[1] The descriptive level (how) has to do with discovery. The explanatory level necessitates an invention: a theory. Often in psychoanalysis, one confuses discoveries with theories: the unconscious is a discovery; metapsychology is an invention: one that has been useful, but today no longer is.
[2] Perhaps this semantic slip occurred in part due to his having coined a new term for the neo-Latin languages, an unusual one, with a sort of mythical halo: pulsione, the drive, rather than the more current German word, “trieb.”
[3] Significant is their use of the term motivation, corresponding more to the German trieb and to the American drive than to the terms instinct of the British and pulsion of the neo-Latin language speakers.

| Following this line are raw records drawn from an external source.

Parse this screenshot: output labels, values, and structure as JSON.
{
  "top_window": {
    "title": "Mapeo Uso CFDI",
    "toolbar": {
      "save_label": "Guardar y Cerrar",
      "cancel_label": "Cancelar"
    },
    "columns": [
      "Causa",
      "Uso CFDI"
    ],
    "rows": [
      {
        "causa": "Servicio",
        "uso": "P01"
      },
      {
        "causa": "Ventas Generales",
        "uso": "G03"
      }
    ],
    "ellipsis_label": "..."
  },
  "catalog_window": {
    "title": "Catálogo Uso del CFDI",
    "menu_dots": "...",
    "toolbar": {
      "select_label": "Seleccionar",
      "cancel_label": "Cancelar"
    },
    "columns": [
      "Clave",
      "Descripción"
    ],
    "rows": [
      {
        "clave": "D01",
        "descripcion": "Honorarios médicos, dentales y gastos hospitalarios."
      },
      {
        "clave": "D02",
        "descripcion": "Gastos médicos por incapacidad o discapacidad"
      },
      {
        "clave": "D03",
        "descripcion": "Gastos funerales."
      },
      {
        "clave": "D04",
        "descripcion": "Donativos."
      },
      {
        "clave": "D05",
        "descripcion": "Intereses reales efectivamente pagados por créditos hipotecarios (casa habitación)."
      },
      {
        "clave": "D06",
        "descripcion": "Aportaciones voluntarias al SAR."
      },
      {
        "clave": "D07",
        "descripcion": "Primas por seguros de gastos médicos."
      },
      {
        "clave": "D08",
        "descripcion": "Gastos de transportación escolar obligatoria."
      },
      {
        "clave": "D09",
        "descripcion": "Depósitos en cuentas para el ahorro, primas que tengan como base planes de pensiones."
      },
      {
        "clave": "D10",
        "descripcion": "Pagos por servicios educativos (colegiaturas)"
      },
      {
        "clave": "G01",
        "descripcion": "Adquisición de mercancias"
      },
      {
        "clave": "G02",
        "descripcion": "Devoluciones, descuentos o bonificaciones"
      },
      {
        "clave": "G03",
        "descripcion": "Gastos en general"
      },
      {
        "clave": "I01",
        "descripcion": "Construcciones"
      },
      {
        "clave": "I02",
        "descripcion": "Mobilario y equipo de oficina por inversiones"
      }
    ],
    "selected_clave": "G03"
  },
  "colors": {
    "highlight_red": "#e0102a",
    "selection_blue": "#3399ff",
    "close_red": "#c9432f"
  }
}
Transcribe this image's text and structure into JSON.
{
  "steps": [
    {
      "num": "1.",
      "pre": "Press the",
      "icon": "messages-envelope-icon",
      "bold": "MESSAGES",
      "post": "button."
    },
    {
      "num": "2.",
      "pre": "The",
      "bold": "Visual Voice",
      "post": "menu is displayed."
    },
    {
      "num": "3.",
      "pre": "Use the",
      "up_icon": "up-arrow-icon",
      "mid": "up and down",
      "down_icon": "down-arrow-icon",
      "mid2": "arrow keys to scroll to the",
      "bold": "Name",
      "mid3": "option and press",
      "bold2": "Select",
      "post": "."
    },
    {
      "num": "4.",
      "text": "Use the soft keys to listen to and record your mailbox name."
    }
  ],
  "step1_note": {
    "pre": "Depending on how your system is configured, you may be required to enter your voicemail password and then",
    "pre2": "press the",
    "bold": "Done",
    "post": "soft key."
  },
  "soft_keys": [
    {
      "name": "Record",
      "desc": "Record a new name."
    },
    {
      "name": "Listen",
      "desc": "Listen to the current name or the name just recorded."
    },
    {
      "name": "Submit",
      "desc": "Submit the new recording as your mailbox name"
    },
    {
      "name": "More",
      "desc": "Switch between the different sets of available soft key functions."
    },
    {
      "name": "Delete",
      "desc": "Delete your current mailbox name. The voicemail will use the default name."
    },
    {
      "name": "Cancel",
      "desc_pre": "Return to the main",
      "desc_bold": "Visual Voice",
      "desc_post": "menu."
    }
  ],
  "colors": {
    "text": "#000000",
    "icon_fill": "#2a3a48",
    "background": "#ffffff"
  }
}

[4] We recall here that consciousness is not a natural endowment possessed by all in an equal way; nor is it dichotomous. To use the term consciousness can be equivocal: consciousness is a continuum, from zero to a(n) (infinite) point of full lucidity. It is better, then, to speak of the “capacity for consciousness.” Each person has his own quantum, or amount, of capacity for consciousness, his quality of his consciousness, and that capacity, besides varying from person to person, in the same person varies according to the moment and the relational context. We have proof of that as the analysis evolves in the analytic relation, in the flow of various sessions, where the capacity to notice something that seems “understood” varies, decreases, disappears, returns. For such variations, to go back to the relative concept of the mechanism of repression is insufficient (Imbasciati 2005a, 2005b, 2006a, 2006b, 2006c).
[5] It is put forth that the drive forces (libido and death instinct) “split” real objects into good and bad ones. In reality, Klein’s discussion is complex and at the same time confused (Imbasciati 1990, 1994, 2005a, 2005b, 2006a, 2006b) and thus implies, as at one time was believed, that the brain always reflected objects perceived in reality as a mirror does, barring the intervention of drive forces.